999,"{""S"":""Hello""}",Type Violation,Expected: N Found: S,, 

The output file is in comma-separated value format (CSV). The first line in the file is a header, followed by one record per item that violates the index key. The fields of these violation records are as follows:

  • Table Hash Key—the partition key value of the item in the table.

  • Table Range Key—the sort key value of the item in the table.

  • GSI Hash Key Value—the partition key value of the global secondary index

  • GSI Hash Key Violation Type—either Type Violation or Size Violation.

  • GSI Hash Key Violation Description—the cause of the violation.

  • GSI Hash Key Update Value(FOR USER)—in correction mode, a new user-supplied value for the attribute.

  • GSI Range Key Value—the sort key value of the global secondary index

  • GSI Range Key Violation Type—either Type Violation or Size Violation.

  • GSI Range Key Violation Description—the cause of the violation.

  • GSI Range Key Update Value(FOR USER)—in correction mode, a new user-supplied value for the attribute.

  • Delete Blank Attribute When Updating(Y/N)—in correction mode, determines whether to delete (Y) or keep (N) the violating item in the table—but only if either of the following fields are blank:

    • GSI Hash Key Update Value(FOR USER)

    • GSI Range Key Update Value(FOR USER)

    If either of these fields are non-blank, then Delete Blank Attribute When Updating(Y/N) has no effect.

Note

The output format might vary, depending on the configuration file and command line options. For example, if the table has a simple primary key (without a sort key), no sort key fields will be present in the output.

The violation records in the file might not be in sorted order.

Correction

To correct index key violations, use Violation Detector with the --correct command line option. In correction mode, Violation Detector reads the input file specified by the correctionInputPath parameter. This file has the same format as the detectionOutputPath file, so that you can use the output from detection as input for correction.

Violation Detector provides two different ways to correct index key violations:

  • Delete violations—delete the table items that have violating attribute values.

  • Update violations—update the table items, replacing the violating attributes with non-violating values.

In either case, you can use the output file from detection mode as input for correction mode.

Continuing with our ProductCatalog example, suppose that we want to delete the violating item from the table. To do this, we use the following command line:

$  java -jar ViolationDetector.jar --configFilePath config.txt --correct delete
            

At this point, you are asked to confirm whether you want to delete the violating items.

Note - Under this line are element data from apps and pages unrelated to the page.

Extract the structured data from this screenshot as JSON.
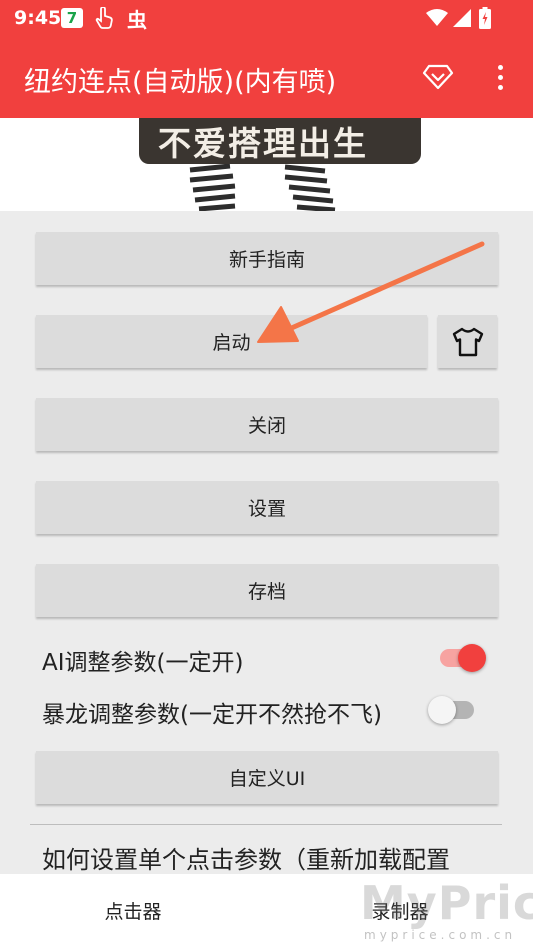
{
  "status_bar": {
    "time": "9:45",
    "badge": "7",
    "bug_glyph": "虫"
  },
  "app_bar": {
    "title": "纽约连点(自动版)(内有喷)"
  },
  "banner": {
    "text": "不爱搭理出生"
  },
  "buttons": {
    "guide": "新手指南",
    "start": "启动",
    "close": "关闭",
    "settings": "设置",
    "save": "存档",
    "custom_ui": "自定义UI"
  },
  "switches": [
    {
      "label": "AI调整参数(一定开)",
      "on": true
    },
    {
      "label": "暴龙调整参数(一定开不然抢不飞)",
      "on": false
    }
  ],
  "help_text": "如何设置单个点击参数（重新加载配置",
  "bottom_nav": {
    "tabs": [
      "点击器",
      "录制器"
    ]
  },
  "watermark": {
    "main": "MyPrice",
    "sub": "myprice.com.cn"
  },
  "colors": {
    "accent": "#f1403e",
    "annotation_arrow": "#f47548"
  }
}
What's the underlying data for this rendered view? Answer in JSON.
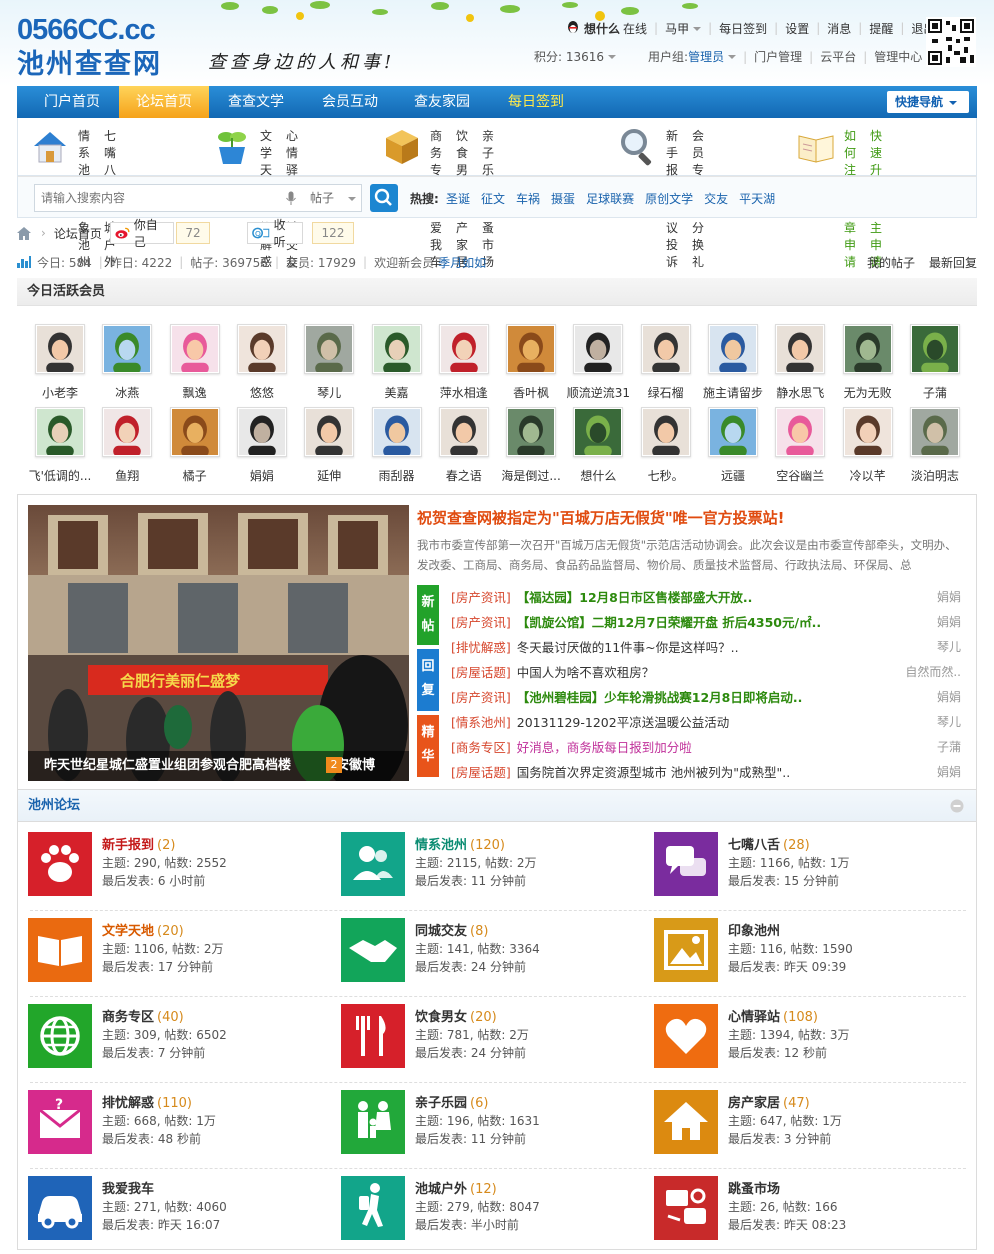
{
  "site": {
    "logo_number": "0566CC.cc",
    "logo_name": "池州查查网",
    "slogan": "查查身边的人和事!"
  },
  "user": {
    "name": "想什么",
    "status": "在线",
    "links_row1": [
      "马甲",
      "每日签到",
      "设置",
      "消息",
      "提醒",
      "退出"
    ],
    "points_label": "积分: 13616",
    "group_label": "用户组: ",
    "group_value": "管理员",
    "links_row2": [
      "门户管理",
      "云平台",
      "管理中心"
    ]
  },
  "nav": {
    "items": [
      "门户首页",
      "论坛首页",
      "查查文学",
      "会员互动",
      "查友家园",
      "每日签到"
    ],
    "active": "论坛首页",
    "quick": "快捷导航"
  },
  "subnav": [
    {
      "links": [
        "情系池州",
        "七嘴八舌",
        "印象池州",
        "池城户外"
      ]
    },
    {
      "links": [
        "文学天地",
        "心情驿站",
        "排忧解惑",
        "同城交友"
      ]
    },
    {
      "links": [
        "商务专区",
        "饮食男女",
        "亲子乐园",
        "我爱我车",
        "房产家居",
        "跳蚤市场"
      ]
    },
    {
      "links": [
        "新手报到",
        "会员专区",
        "建议投诉",
        "积分换礼"
      ]
    },
    {
      "links": [
        "如何注册",
        "快速升级",
        "勋章申请",
        "版主申请"
      ]
    }
  ],
  "search": {
    "placeholder": "请输入搜索内容",
    "type": "帖子",
    "hot_label": "热搜:",
    "hot": [
      "圣诞",
      "征文",
      "车祸",
      "摄蛋",
      "足球联赛",
      "原创文学",
      "交友",
      "平天湖"
    ]
  },
  "breadcrumb": {
    "home": "论坛首页"
  },
  "share": {
    "weibo_label": "你自己",
    "weibo_count": "72",
    "listen_label": "收听",
    "listen_count": "122"
  },
  "stats": {
    "today": "今日: 584",
    "yesterday": "昨日: 4222",
    "posts": "帖子: 369756",
    "members": "会员: 17929",
    "welcome": "欢迎新会员: ",
    "newbie": "季月如如",
    "my_posts": "我的帖子",
    "latest": "最新回复"
  },
  "active_members": {
    "title": "今日活跃会员",
    "row1": [
      "小老李",
      "冰燕",
      "飘逸",
      "悠悠",
      "琴儿",
      "美嘉",
      "萍水相逢",
      "香叶枫",
      "顺流逆流31",
      "绿石榴",
      "施主请留步",
      "静水思飞",
      "无为无败",
      "子蒲"
    ],
    "row2": [
      "飞'低调的...",
      "鱼翔",
      "橘子",
      "娟娟",
      "延伸",
      "雨刮器",
      "春之语",
      "海是倒过...",
      "想什么",
      "七秒。",
      "远疆",
      "空谷幽兰",
      "冷以芊",
      "淡泊明志"
    ]
  },
  "feature": {
    "slide_caption": "昨天世纪星城仁盛置业组团参观合肥高档楼",
    "slide_caption_tail": "1安徽博",
    "slide_num": "2",
    "banner_text": "合肥行美丽仁盛梦",
    "headline": "祝贺查查网被指定为\"百城万店无假货\"唯一官方投票站!",
    "summary": "我市市委宣传部第一次召开\"百城万店无假货\"示范店活动协调会。此次会议是由市委宣传部牵头，文明办、发改委、工商局、商务局、食品药品监督局、物价局、质量技术监督局、行政执法局、环保局、总",
    "tabs": [
      "新帖",
      "回复",
      "精华"
    ],
    "posts": [
      {
        "cat": "[房产资讯]",
        "title": "【福达园】12月8日市区售楼部盛大开放..",
        "author": "娟娟",
        "color": "#2d8a0e",
        "bold": true
      },
      {
        "cat": "[房产资讯]",
        "title": "【凯旋公馆】二期12月7日荣耀开盘 折后4350元/㎡..",
        "author": "娟娟",
        "color": "#2d8a0e",
        "bold": true
      },
      {
        "cat": "[排忧解惑]",
        "title": "冬天最讨厌做的11件事~你是这样吗？..",
        "author": "琴儿",
        "color": "#333333",
        "bold": false
      },
      {
        "cat": "[房屋话题]",
        "title": "中国人为啥不喜欢租房？",
        "author": "自然而然..",
        "color": "#333333",
        "bold": false
      },
      {
        "cat": "[房产资讯]",
        "title": "【池州碧桂园】少年轮滑挑战赛12月8日即将启动..",
        "author": "娟娟",
        "color": "#2d8a0e",
        "bold": true
      },
      {
        "cat": "[情系池州]",
        "title": "20131129-1202平凉送温暖公益活动",
        "author": "琴儿",
        "color": "#333333",
        "bold": false
      },
      {
        "cat": "[商务专区]",
        "title": "好消息，商务版每日报到加分啦",
        "author": "子蒲",
        "color": "#c0309a",
        "bold": false
      },
      {
        "cat": "[房屋话题]",
        "title": "国务院首次界定资源型城市 池州被列为\"成熟型\"..",
        "author": "娟娟",
        "color": "#333333",
        "bold": false
      }
    ]
  },
  "forum": {
    "title": "池州论坛",
    "boards": [
      {
        "name": "新手报到",
        "count": "(2)",
        "stat": "主题: 290, 帖数: 2552",
        "last": "最后发表: 6 小时前",
        "color": "#d6202a",
        "name_color": "#c41a1a",
        "icon": "paw-icon"
      },
      {
        "name": "情系池州",
        "count": "(120)",
        "stat": "主题: 2115, 帖数: 2万",
        "last": "最后发表: 11 分钟前",
        "color": "#12a58a",
        "name_color": "#0b8c72",
        "icon": "people-icon"
      },
      {
        "name": "七嘴八舌",
        "count": "(28)",
        "stat": "主题: 1166, 帖数: 1万",
        "last": "最后发表: 15 分钟前",
        "color": "#7a2c9e",
        "name_color": "#333333",
        "icon": "chat-bubbles-icon"
      },
      {
        "name": "文学天地",
        "count": "(20)",
        "stat": "主题: 1106, 帖数: 2万",
        "last": "最后发表: 17 分钟前",
        "color": "#ea6a10",
        "name_color": "#d85a00",
        "icon": "book-icon"
      },
      {
        "name": "同城交友",
        "count": "(8)",
        "stat": "主题: 141, 帖数: 3364",
        "last": "最后发表: 24 分钟前",
        "color": "#12a55a",
        "name_color": "#333333",
        "icon": "handshake-icon"
      },
      {
        "name": "印象池州",
        "count": "",
        "stat": "主题: 116, 帖数: 1590",
        "last": "最后发表: 昨天 09:39",
        "color": "#d89a18",
        "name_color": "#333333",
        "icon": "picture-icon"
      },
      {
        "name": "商务专区",
        "count": "(40)",
        "stat": "主题: 309, 帖数: 6502",
        "last": "最后发表: 7 分钟前",
        "color": "#22a62a",
        "name_color": "#333333",
        "icon": "globe-icon"
      },
      {
        "name": "饮食男女",
        "count": "(20)",
        "stat": "主题: 781, 帖数: 2万",
        "last": "最后发表: 24 分钟前",
        "color": "#d6202a",
        "name_color": "#333333",
        "icon": "fork-knife-icon"
      },
      {
        "name": "心情驿站",
        "count": "(108)",
        "stat": "主题: 1394, 帖数: 3万",
        "last": "最后发表: 12 秒前",
        "color": "#ef6c10",
        "name_color": "#333333",
        "icon": "heart-icon"
      },
      {
        "name": "排忧解惑",
        "count": "(110)",
        "stat": "主题: 668, 帖数: 1万",
        "last": "最后发表: 48 秒前",
        "color": "#d62a8c",
        "name_color": "#333333",
        "icon": "question-mail-icon"
      },
      {
        "name": "亲子乐园",
        "count": "(6)",
        "stat": "主题: 196, 帖数: 1631",
        "last": "最后发表: 11 分钟前",
        "color": "#22a83a",
        "name_color": "#333333",
        "icon": "family-icon"
      },
      {
        "name": "房产家居",
        "count": "(47)",
        "stat": "主题: 647, 帖数: 1万",
        "last": "最后发表: 3 分钟前",
        "color": "#dc8a10",
        "name_color": "#333333",
        "icon": "house-icon"
      },
      {
        "name": "我爱我车",
        "count": "",
        "stat": "主题: 271, 帖数: 4060",
        "last": "最后发表: 昨天 16:07",
        "color": "#1f64b8",
        "name_color": "#333333",
        "icon": "car-icon"
      },
      {
        "name": "池城户外",
        "count": "(12)",
        "stat": "主题: 279, 帖数: 8047",
        "last": "最后发表: 半小时前",
        "color": "#12a58a",
        "name_color": "#333333",
        "icon": "hiker-icon"
      },
      {
        "name": "跳蚤市场",
        "count": "",
        "stat": "主题: 26, 帖数: 166",
        "last": "最后发表: 昨天 08:23",
        "color": "#c82a2a",
        "name_color": "#333333",
        "icon": "market-icon"
      }
    ]
  },
  "colors": {
    "brand_blue": "#1b66b9",
    "nav_active": "#f5a21a",
    "headline": "#e04b0f",
    "tab_new": "#22a22a",
    "tab_reply": "#1c7cd0",
    "tab_digest": "#e8541a"
  }
}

Are you sure to delete all violations on the table?y/n
y
Confirmed, will delete violations on the table...
Violation correction from file started: Reading records from file: ./gsi_violation_check.csv, will delete these records from table.
Violation correction from file finished: Violations delete: 1, Violations Update: 0

Now both ProductCatalog and PriceIndex have the same number of items.